Someone just paid a LOT of money for some of John Lennon’s hair

Though it’s been nearly 40 years since John Lennon was assassinated outside his home in New York City, he’s remained iconic for both his work with the Beatles as well as his own solo career. In fact, the late musician is still so famous that someone was willing to shell out a whole lot of $$$ just to get a clip of his hair.

According to CNN, a single lock of Lennon’s hair was sold to one Paul Fraser, a citizen of the U.K., for a stunning $35,000 this week. Seller Heritage Auctions says Mr. Fraser is a well-known buyer of entertainment-related memorabilia.
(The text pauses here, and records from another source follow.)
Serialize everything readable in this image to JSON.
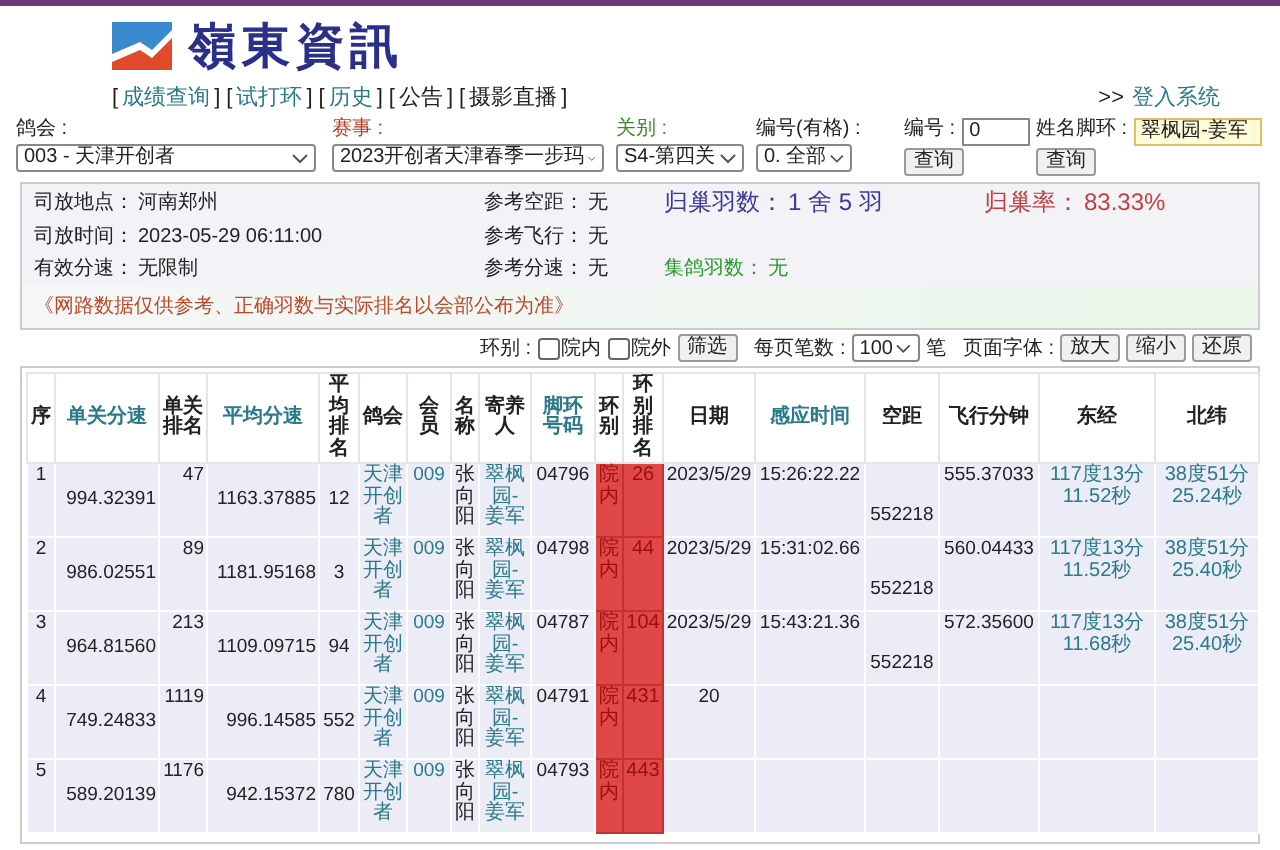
{
  "header": {
    "title": "嶺東資訊"
  },
  "nav": {
    "open": "[",
    "close": "]",
    "items": [
      {
        "label": "成绩查询",
        "link": true
      },
      {
        "label": "试打环",
        "link": true
      },
      {
        "label": "历史",
        "link": true
      },
      {
        "label": "公告",
        "link": false
      },
      {
        "label": "摄影直播",
        "link": false
      }
    ],
    "login_prefix": ">>",
    "login": "登入系统"
  },
  "filters": [
    {
      "label": "鸽会 :",
      "kind": "select",
      "value": "003 - 天津开创者",
      "color": "#222222"
    },
    {
      "label": "赛事 :",
      "kind": "select",
      "value": "2023开创者天津春季一步玛",
      "color": "#b0402a"
    },
    {
      "label": "关别 :",
      "kind": "select",
      "value": "S4-第四关",
      "color": "#3a8a2a"
    },
    {
      "label": "编号(有格) :",
      "kind": "select",
      "value": "0. 全部",
      "color": "#222222"
    },
    {
      "label": "编号 :",
      "kind": "input",
      "value": "0",
      "button": "查询",
      "color": "#222222"
    },
    {
      "label": "姓名脚环 :",
      "kind": "input",
      "value": "翠枫园-姜军",
      "button": "查询",
      "color": "#222222"
    }
  ],
  "info": {
    "left": [
      {
        "label": "司放地点：",
        "value": "河南郑州"
      },
      {
        "label": "司放时间：",
        "value": "2023-05-29 06:11:00"
      },
      {
        "label": "有效分速：",
        "value": "无限制"
      }
    ],
    "middle": [
      {
        "label": "参考空距：",
        "value": "无"
      },
      {
        "label": "参考飞行：",
        "value": "无"
      },
      {
        "label": "参考分速：",
        "value": "无"
      }
    ],
    "summary": [
      {
        "label": "归巢羽数：",
        "value": "1 舍 5 羽",
        "color": "#3a3a9a"
      },
      {
        "label": "归巢率：",
        "value": "83.33%",
        "color": "#c04040"
      },
      {
        "label": "集鸽羽数：",
        "value": "无",
        "color": "#2a9a2a"
      }
    ],
    "notice": "《网路数据仅供参考、正确羽数与实际排名以会部公布为准》"
  },
  "toolbar": {
    "ring_label": "环别 :",
    "checks": [
      {
        "label": "院内",
        "checked": false
      },
      {
        "label": "院外",
        "checked": false
      }
    ],
    "filter_button": "筛选",
    "per_page_label": "每页笔数 :",
    "per_page": "100",
    "per_page_unit": "笔",
    "font_label": "页面字体 :",
    "font_buttons": [
      "放大",
      "缩小",
      "还原"
    ]
  },
  "table": {
    "columns": [
      {
        "label": "序",
        "sortable": false,
        "kind": "text"
      },
      {
        "label": "单关分速",
        "sortable": true,
        "kind": "text"
      },
      {
        "label": "单关排名",
        "sortable": false,
        "kind": "text"
      },
      {
        "label": "平均分速",
        "sortable": true,
        "kind": "text"
      },
      {
        "label": "平均排名",
        "sortable": false,
        "kind": "text"
      },
      {
        "label": "鸽会",
        "sortable": false,
        "kind": "link"
      },
      {
        "label": "会员",
        "sortable": false,
        "kind": "link"
      },
      {
        "label": "名称",
        "sortable": false,
        "kind": "text"
      },
      {
        "label": "寄养人",
        "sortable": false,
        "kind": "link"
      },
      {
        "label": "脚环号码",
        "sortable": true,
        "kind": "text"
      },
      {
        "label": "环别",
        "sortable": false,
        "kind": "flag"
      },
      {
        "label": "环别排名",
        "sortable": false,
        "kind": "flag"
      },
      {
        "label": "日期",
        "sortable": false,
        "kind": "text"
      },
      {
        "label": "感应时间",
        "sortable": true,
        "kind": "text"
      },
      {
        "label": "空距",
        "sortable": false,
        "kind": "text"
      },
      {
        "label": "飞行分钟",
        "sortable": false,
        "kind": "text"
      },
      {
        "label": "东经",
        "sortable": false,
        "kind": "link"
      },
      {
        "label": "北纬",
        "sortable": false,
        "kind": "link"
      }
    ],
    "rows": [
      [
        "1",
        "994.32391",
        "47",
        "1163.37885",
        "12",
        "天津开创者",
        "009",
        "张向阳",
        "翠枫园-姜军",
        "04796",
        "院内",
        "26",
        "2023/5/29",
        "15:26:22.22",
        "552218",
        "555.37033",
        "117度13分 11.52秒",
        "38度51分 25.24秒"
      ],
      [
        "2",
        "986.02551",
        "89",
        "1181.95168",
        "3",
        "天津开创者",
        "009",
        "张向阳",
        "翠枫园-姜军",
        "04798",
        "院内",
        "44",
        "2023/5/29",
        "15:31:02.66",
        "552218",
        "560.04433",
        "117度13分 11.52秒",
        "38度51分 25.40秒"
      ],
      [
        "3",
        "964.81560",
        "213",
        "1109.09715",
        "94",
        "天津开创者",
        "009",
        "张向阳",
        "翠枫园-姜军",
        "04787",
        "院内",
        "104",
        "2023/5/29",
        "15:43:21.36",
        "552218",
        "572.35600",
        "117度13分 11.68秒",
        "38度51分 25.40秒"
      ],
      [
        "4",
        "749.24833",
        "1119",
        "996.14585",
        "552",
        "天津开创者",
        "009",
        "张向阳",
        "翠枫园-姜军",
        "04791",
        "院内",
        "431",
        "20"
      ],
      [
        "5",
        "589.20139",
        "1176",
        "942.15372",
        "780",
        "天津开创者",
        "009",
        "张向阳",
        "翠枫园-姜军",
        "04793",
        "院内",
        "443"
      ]
    ]
  }
}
“This is the largest lock of John Lennon’s hair ever offered at auction,” Director of music memorabilia Garry Shrum told CNN. “And this world-record price is a lasting testament to the world’s more than 50-year love affair and fascination with Lennon and the Beatles.”

You may ask, how does one even come by a lock of a long-dead musician’s hair? Well, the lock’s history goes way, way back to 1966 when Lennon appeared in How I Won The War, a dark comedy about British soldiers bumbling through World War II. In preparation for the role, Lennon had to cut his hair. His hairdresser, Klaus Baruck, held onto at least one of the many locks of hair he cut and even made appearances on British television to share the story of his brush with fame (pun ABSOLUTELY intended).

What’s more, this is not even the first time a lock of Lennon’s hair has gone for big bucks. Back in 2007, a lock of his hair sold at auction for a whopping $48,000, though that’s nothing compared to the record-setting $115,000 paid for a lock of Elvis Presley’s hair in 2002. Meanwhile, an anonymous Rolling Stones fan purchased a lock of Mick Jagger’s hair for $6,100 in 2013, a number barely eclipsed by the 1994 purchase of a lock of 19th century composer Ludwig Van Beethoven’s hair for $7,300.

The moral of the story: If you’re famous, watch your back around hairdressers. You never know when someone will hold onto your hair for a rainy day!